Cluster 8
The Chemistry of Life



Core Courses

Organic Molecules: Nature's Building Blocks and Drug Design

Organic molecules – proteins, carbohydrates, fats, etc – are the basic construction materials for all life forms.  Organic chemists spend their careers making, breaking, analyzing, and thinking about them.  We will introduce how chemists interact with nature's building blocks in the lab, with molecular models, and on paper, to show how chemistry is applied to solve real-world problems in the fields of pharmaceuticals, energy, and materials science. An emphasis will be placed the importance of the three-dimensional shape of molecules and how this property influences biological activity and the ability to treat diseases. We will discuss the organic chemistry of pharmaceutical molecules and specific drug-protein interactions that help us understand their mechanisms of action. Labs will involve chemical synthesis, renewable chemistry, and the application of computer modeling techniques to the design of new medicinal compounds.


What are organi materials and how are they used in our everyday lives?

Among many organic materials around us are dyes, pigments, including complex molecules that are used in cell phone displays, liquid crystals found in LED LCD TV sets, and a variety of polymers. Polymers (from Greek poly- "many" and -mer, "parts") are large molecules, or macromolecules, composed of many repeating subunits, or monomers. Many things we buy, eat, wear, consume, and discard are made of polymers. Our bodies are also mostly made of polymers: bones, muscles, DNA, skin, hair, to name just a few. In this course, we will discuss most common structures of organic materials, their synthesis, properties and applications. We will study the relationships between molecular structure and properties. Finally, we will cover typical applications of organic molecules and polymers in sustainable energy generation, energy storage, and consumer electronics. Labs will involve synthesis of different dyes and polymers and characterization of their properties. We will also make solar cells using naturally occurring organic dyes.


Energy Materials for a Better World

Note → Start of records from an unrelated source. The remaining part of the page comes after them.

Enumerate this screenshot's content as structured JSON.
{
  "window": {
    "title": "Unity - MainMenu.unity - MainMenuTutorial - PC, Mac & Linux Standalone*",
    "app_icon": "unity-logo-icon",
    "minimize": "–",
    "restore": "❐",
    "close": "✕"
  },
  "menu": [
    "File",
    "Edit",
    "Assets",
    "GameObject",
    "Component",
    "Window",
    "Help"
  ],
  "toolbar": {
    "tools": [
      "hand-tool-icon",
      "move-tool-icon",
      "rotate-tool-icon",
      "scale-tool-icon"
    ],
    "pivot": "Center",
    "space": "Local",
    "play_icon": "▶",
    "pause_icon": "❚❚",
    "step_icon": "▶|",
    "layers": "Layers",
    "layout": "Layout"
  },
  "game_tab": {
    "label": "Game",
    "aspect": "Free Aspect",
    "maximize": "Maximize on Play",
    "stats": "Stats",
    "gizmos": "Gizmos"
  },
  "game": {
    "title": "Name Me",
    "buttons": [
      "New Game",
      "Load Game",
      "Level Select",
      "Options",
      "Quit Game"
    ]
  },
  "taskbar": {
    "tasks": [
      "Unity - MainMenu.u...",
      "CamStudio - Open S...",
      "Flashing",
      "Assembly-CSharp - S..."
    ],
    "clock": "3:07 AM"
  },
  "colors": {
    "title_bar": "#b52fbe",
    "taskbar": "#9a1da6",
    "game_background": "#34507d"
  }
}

Our economy, in its current form, is not sustainable. We burn fossil fuels to drive cars, run factories, heat or cool houses. But sooner or later, fossil fuel supplies will run out and new energy sources need to be promptly explored. We will cover the fundamental principles of materials for sustainable energy harvesting, storage and transformation: thermoelectrics, Li-batteries, photocatalysts. Current challenges in materials synthesis and performance optimization will also be discussed. Labs will involve synthesis of semiconducting materials and characterization of their properties.